PROVIDED RECORDS: Begin

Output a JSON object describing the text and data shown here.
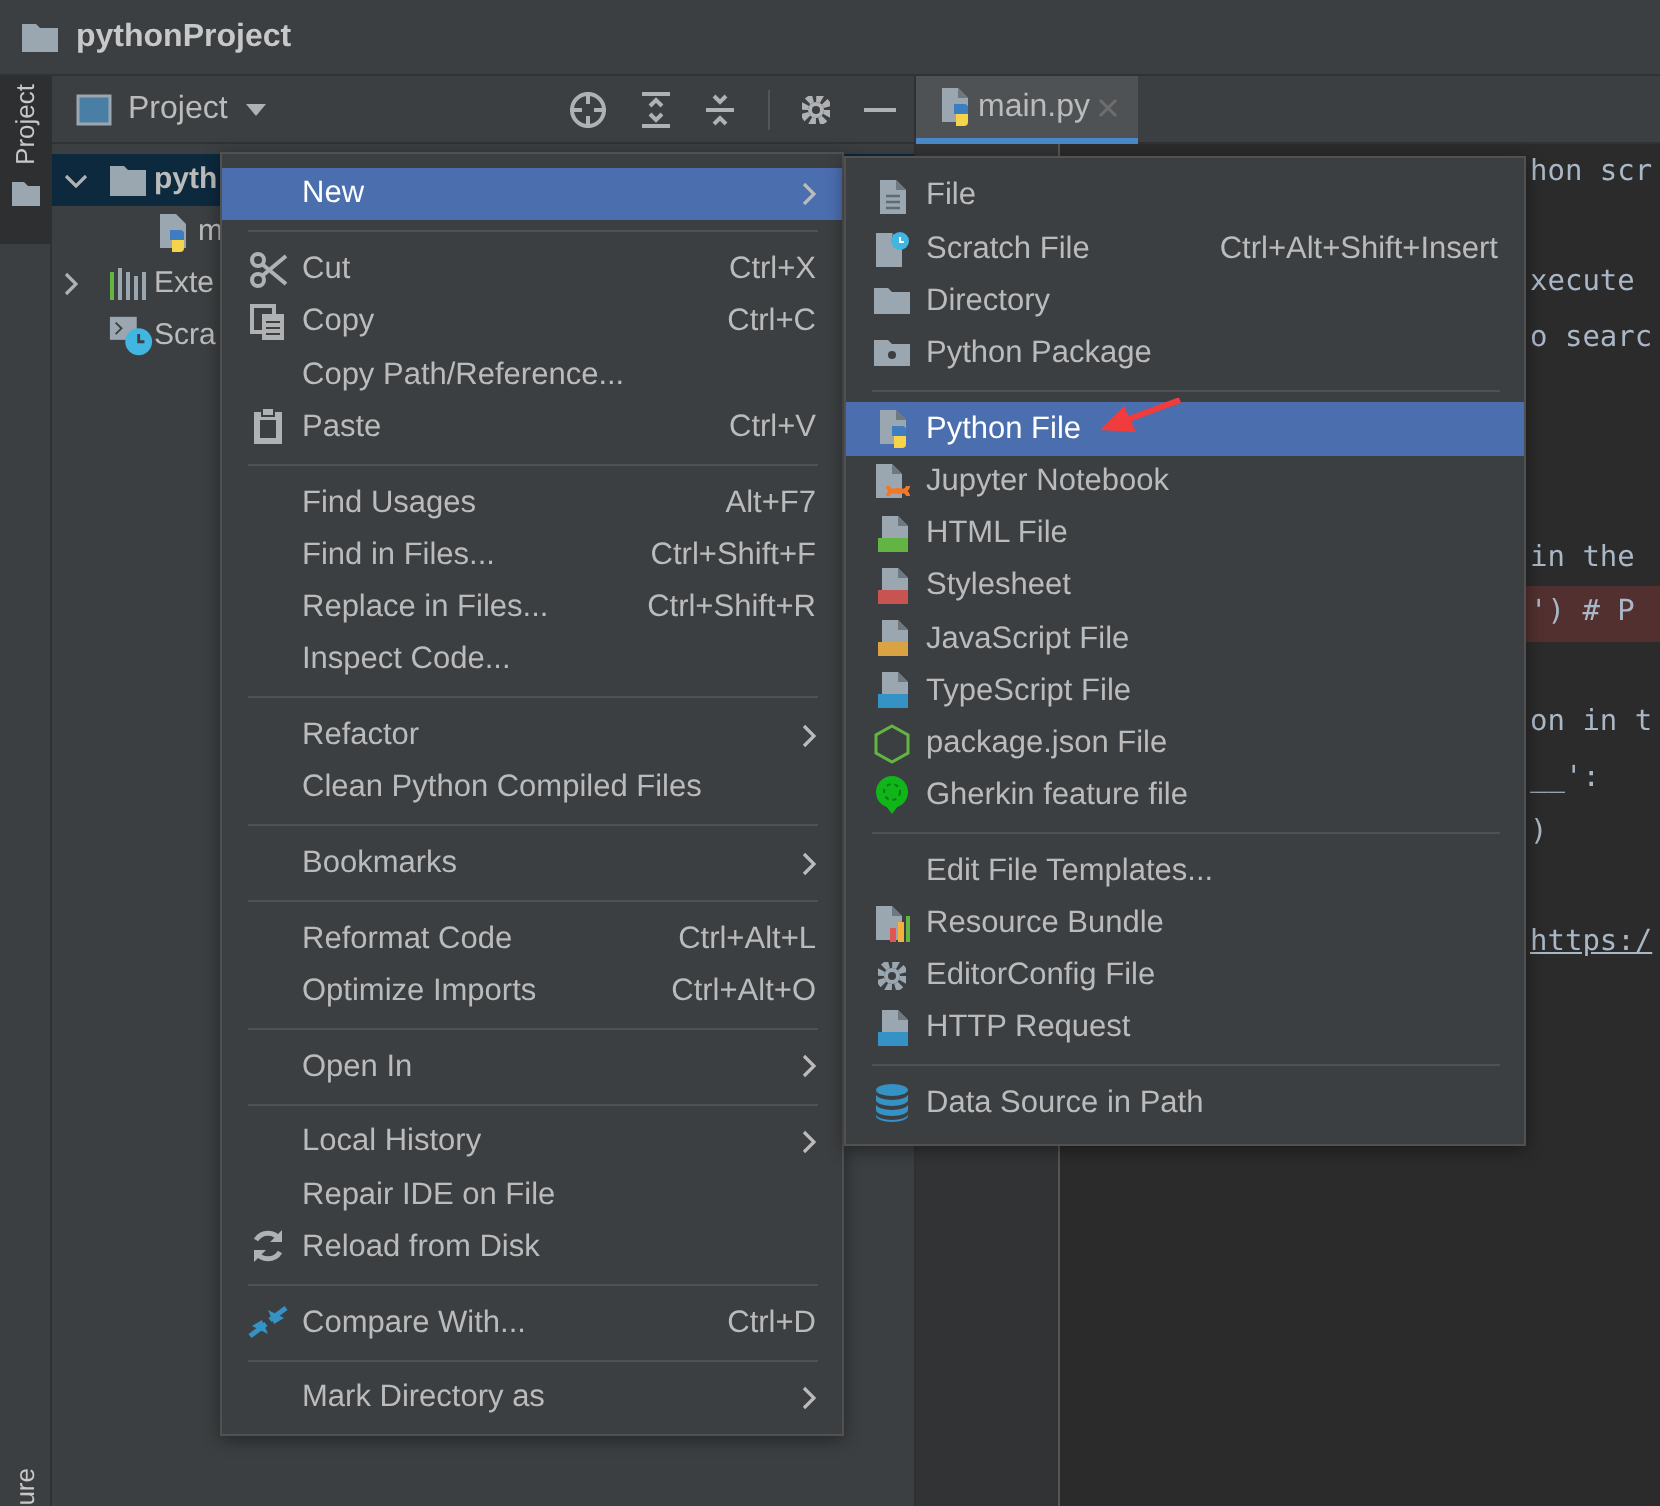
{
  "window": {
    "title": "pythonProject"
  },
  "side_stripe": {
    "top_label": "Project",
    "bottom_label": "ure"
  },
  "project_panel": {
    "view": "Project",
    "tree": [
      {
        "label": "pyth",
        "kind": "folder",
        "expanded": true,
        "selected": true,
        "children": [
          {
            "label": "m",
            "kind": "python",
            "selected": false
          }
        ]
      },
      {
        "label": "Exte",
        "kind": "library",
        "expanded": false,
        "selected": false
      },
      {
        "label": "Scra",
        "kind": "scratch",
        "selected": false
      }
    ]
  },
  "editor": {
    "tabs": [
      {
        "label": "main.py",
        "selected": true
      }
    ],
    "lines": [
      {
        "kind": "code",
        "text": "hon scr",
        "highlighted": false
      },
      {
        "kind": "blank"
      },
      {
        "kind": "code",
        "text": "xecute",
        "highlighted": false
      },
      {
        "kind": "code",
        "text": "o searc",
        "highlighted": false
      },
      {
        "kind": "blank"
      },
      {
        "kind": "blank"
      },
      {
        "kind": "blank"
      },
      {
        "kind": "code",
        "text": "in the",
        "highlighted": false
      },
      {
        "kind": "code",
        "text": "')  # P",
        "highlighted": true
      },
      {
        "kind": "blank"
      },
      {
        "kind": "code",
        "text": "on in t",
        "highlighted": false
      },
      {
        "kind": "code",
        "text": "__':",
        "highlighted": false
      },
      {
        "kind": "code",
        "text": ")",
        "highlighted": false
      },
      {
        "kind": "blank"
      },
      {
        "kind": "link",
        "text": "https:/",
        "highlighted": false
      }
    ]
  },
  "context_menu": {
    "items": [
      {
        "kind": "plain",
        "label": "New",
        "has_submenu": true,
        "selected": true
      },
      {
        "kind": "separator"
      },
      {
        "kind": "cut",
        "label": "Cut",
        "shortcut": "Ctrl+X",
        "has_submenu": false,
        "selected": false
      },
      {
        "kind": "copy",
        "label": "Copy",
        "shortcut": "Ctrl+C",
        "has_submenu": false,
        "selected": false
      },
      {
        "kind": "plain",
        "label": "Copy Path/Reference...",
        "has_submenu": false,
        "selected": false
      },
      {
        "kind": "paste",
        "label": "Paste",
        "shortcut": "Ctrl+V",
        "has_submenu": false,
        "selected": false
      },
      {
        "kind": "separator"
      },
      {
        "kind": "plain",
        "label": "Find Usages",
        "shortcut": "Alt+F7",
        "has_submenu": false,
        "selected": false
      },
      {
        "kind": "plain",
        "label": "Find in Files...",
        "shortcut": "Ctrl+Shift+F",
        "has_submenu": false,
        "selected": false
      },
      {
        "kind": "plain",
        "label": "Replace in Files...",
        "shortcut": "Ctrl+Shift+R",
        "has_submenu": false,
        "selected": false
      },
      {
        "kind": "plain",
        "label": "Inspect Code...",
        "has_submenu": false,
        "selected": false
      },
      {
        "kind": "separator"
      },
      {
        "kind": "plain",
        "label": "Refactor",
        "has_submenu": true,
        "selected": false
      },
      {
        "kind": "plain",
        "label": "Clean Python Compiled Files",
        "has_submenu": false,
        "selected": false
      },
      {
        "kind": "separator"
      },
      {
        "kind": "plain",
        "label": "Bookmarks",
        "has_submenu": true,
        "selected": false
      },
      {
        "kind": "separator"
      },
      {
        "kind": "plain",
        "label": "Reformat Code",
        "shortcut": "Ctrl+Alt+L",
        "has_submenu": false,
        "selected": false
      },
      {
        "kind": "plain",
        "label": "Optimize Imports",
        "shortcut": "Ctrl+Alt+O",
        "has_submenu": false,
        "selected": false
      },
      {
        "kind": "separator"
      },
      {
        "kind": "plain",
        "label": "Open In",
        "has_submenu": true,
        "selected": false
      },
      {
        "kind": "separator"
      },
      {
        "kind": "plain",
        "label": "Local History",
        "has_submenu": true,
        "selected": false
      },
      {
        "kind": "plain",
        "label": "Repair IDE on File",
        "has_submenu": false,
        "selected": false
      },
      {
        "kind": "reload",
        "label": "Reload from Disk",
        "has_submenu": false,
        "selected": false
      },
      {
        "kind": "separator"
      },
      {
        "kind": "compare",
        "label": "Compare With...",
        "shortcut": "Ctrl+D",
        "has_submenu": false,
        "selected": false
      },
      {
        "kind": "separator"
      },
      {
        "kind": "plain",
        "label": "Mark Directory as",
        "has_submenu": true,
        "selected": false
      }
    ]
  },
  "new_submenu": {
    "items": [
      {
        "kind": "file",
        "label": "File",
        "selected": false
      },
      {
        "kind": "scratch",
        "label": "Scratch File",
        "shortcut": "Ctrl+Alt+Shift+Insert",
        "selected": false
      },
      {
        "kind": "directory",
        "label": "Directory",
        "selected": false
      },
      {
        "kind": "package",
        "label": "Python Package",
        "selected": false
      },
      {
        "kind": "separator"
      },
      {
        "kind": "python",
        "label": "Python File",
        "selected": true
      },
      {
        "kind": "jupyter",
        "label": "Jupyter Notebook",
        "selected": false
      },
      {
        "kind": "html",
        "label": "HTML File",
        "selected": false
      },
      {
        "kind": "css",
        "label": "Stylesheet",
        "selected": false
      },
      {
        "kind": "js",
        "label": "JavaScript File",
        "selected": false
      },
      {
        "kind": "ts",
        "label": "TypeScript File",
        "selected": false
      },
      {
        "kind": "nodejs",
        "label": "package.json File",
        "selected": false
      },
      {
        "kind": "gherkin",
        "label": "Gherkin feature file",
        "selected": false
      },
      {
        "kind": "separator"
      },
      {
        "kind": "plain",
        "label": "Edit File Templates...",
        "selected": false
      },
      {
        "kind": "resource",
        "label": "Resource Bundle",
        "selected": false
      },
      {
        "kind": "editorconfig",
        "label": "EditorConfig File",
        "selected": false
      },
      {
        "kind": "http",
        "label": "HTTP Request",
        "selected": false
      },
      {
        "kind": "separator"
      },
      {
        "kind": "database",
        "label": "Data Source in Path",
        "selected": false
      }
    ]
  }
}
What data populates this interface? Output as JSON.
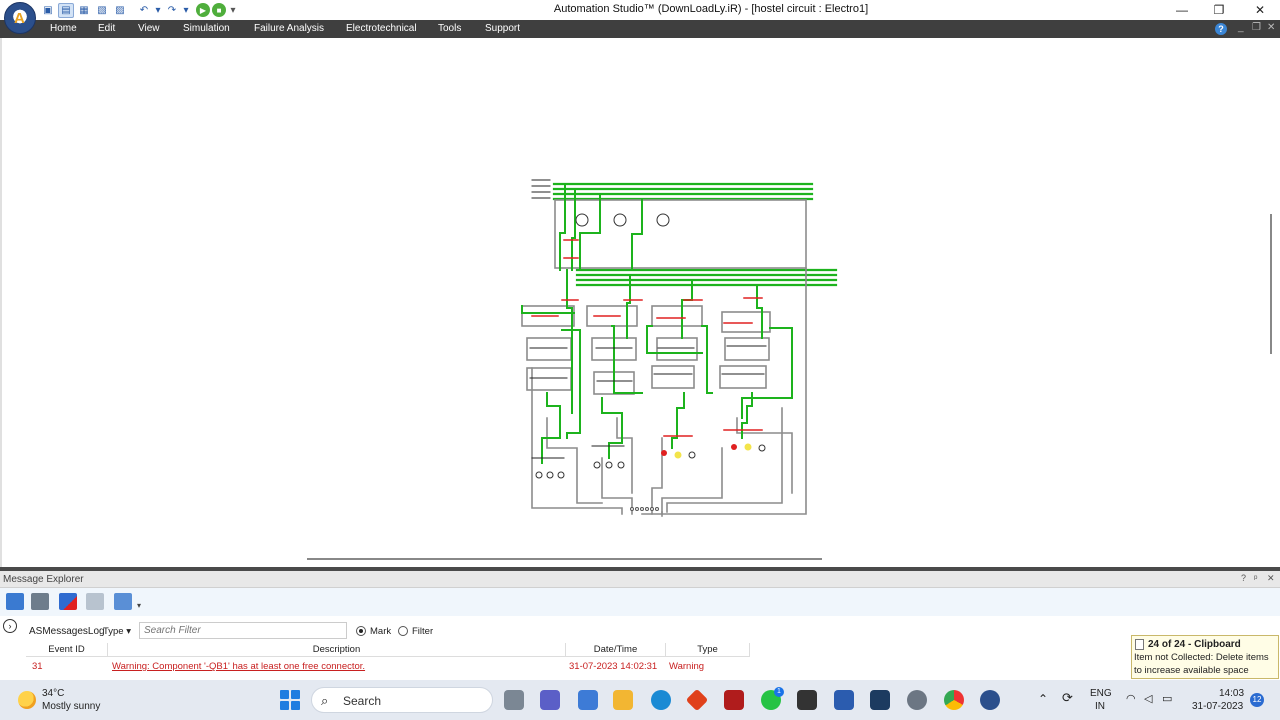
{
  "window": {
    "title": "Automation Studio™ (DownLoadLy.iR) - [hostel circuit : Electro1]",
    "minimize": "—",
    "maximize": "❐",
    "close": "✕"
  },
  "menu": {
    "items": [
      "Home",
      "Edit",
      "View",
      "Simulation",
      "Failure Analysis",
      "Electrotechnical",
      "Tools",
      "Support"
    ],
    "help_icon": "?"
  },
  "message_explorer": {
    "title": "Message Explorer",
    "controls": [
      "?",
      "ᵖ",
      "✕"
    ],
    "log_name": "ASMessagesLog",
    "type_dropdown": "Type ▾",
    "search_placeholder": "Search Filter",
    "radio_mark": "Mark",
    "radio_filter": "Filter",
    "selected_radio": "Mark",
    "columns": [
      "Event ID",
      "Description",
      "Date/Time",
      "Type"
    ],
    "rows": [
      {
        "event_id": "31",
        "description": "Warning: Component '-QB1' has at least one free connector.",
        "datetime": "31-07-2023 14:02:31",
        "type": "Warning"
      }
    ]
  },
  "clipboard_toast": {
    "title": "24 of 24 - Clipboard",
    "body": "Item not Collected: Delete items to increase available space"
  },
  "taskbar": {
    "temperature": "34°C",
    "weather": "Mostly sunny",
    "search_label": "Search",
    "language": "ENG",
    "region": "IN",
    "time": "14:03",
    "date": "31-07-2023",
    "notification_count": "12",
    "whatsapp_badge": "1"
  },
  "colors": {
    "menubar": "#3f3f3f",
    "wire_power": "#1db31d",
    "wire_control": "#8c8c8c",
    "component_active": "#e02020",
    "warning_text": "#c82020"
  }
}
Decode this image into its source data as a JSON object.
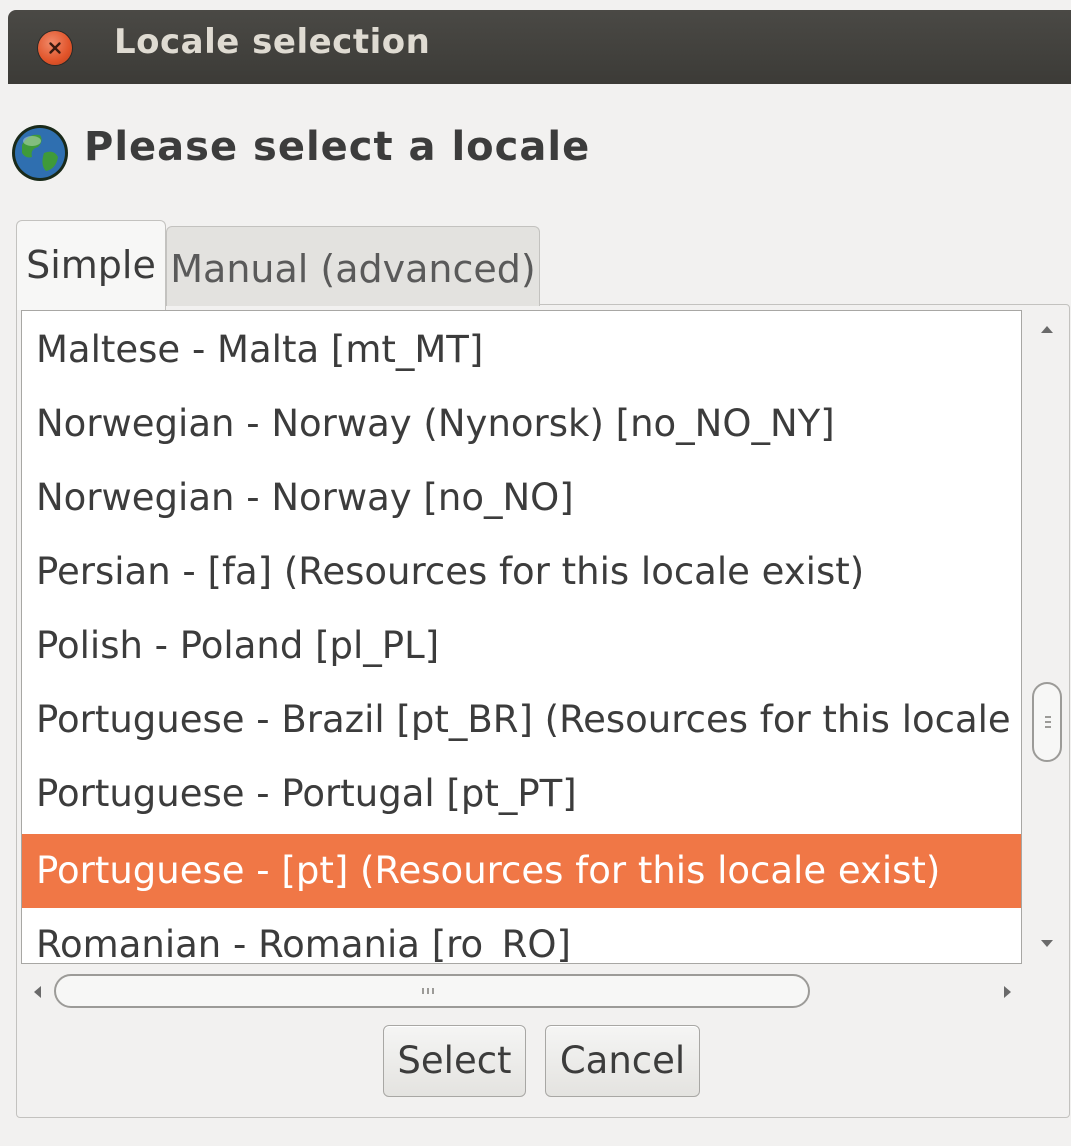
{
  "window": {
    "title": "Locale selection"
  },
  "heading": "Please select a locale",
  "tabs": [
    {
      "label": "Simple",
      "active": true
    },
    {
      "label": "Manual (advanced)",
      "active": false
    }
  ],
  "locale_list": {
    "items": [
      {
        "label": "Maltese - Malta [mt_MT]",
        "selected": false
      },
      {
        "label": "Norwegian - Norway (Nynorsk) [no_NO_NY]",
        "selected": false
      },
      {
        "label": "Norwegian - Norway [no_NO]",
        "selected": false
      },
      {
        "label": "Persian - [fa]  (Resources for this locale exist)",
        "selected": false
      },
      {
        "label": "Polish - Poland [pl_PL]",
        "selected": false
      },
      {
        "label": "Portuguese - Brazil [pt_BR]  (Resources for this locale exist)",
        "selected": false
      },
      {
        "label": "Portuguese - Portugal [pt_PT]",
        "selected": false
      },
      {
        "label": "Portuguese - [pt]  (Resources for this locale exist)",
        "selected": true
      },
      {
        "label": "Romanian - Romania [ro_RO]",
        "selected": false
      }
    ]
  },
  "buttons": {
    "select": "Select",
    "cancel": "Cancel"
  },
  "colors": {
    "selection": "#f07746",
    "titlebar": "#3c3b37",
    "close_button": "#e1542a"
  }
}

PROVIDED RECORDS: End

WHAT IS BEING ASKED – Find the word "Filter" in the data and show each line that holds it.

RESPONSE TO THE TASK –
    "search_placeholder": "Search Filter",
    "radio_filter": "Filter",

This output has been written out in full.